After a stroke, your doctor will likely give you a cholesterol-lowering medication called a statin. That's because statins seem to lower the risk of a second stroke. You might take them even if your LDL, or “bad” cholesterol, is already lower than 100 mg/dL and you have no other signs of narrowed blood vessels.
If you don’t already know you have type 2 diabetes, you’ll probably get screened for it and prediabetes after your stroke. If your blood sugar levels are too high, the doctor might prescribe medication to control them. Some help your body produce more insulin. Others slow the rate at which carbohydrates break down in your bloodstream.
Meds for Post-Stroke Conditions
A stroke can leave you with new medical issues during your recovery. That can depend on the type of attack you had, how severe it was, and how you respond physically and emotionally.
Antidepressants: Depression and anxiety are common after a stroke.

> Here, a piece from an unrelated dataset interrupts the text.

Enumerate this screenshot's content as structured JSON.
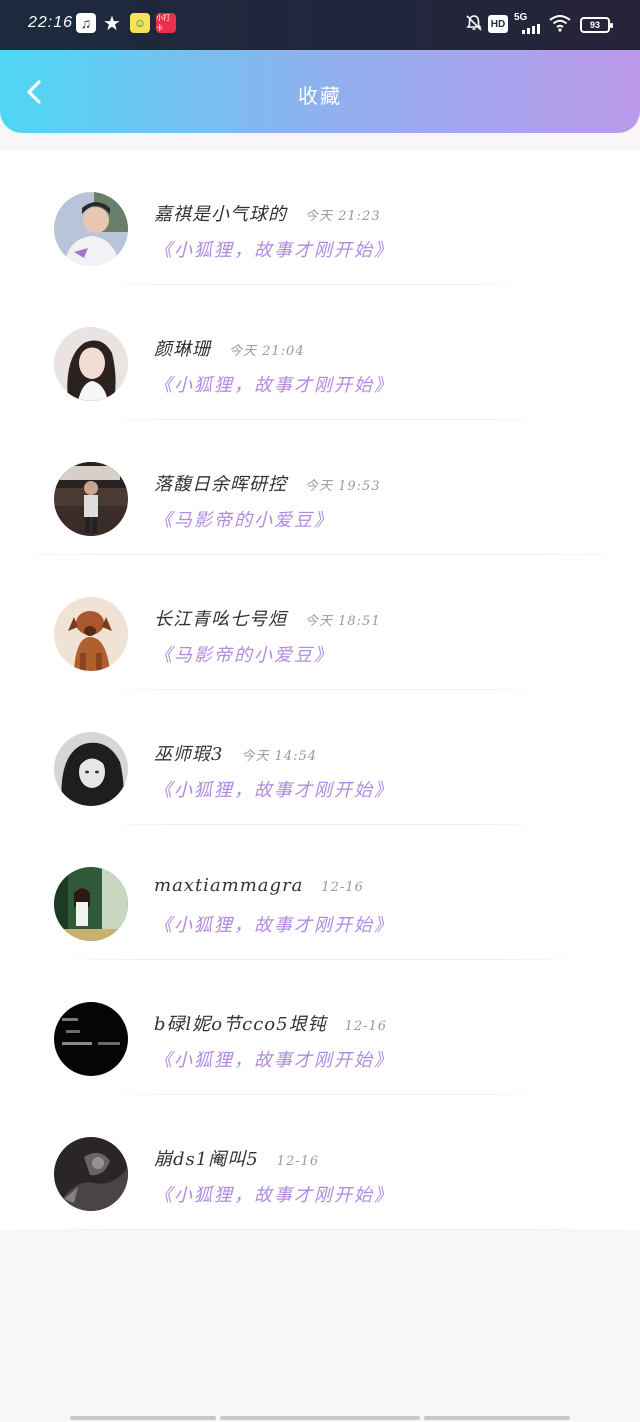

One often prescribed antidepressant type is a selective serotonin reuptake inhibitor. Examples are sertraline (Zoloft), citalopram (Celexa), paroxetine (Brisdelle, Paxil, Paxil CR, Pexeva), or fluoxetine (Prozac, Rapiflux).
Osteoporosis supplements: You often lose lean muscle and bone density after a stroke. That makes you more likely to get osteoporosis. Your doctor may suggest you take calcium and vitamin D supplements and possibly a medication to keep your bones strong.
Muscle spasm drugs. A stroke may leave you with muscle movements you can’t control. Your doctor will call this spasticity. They may give you a shot of botulinum toxin (Botox) in the affected muscle. They might also prescribe pills to relieve spasms and cramping.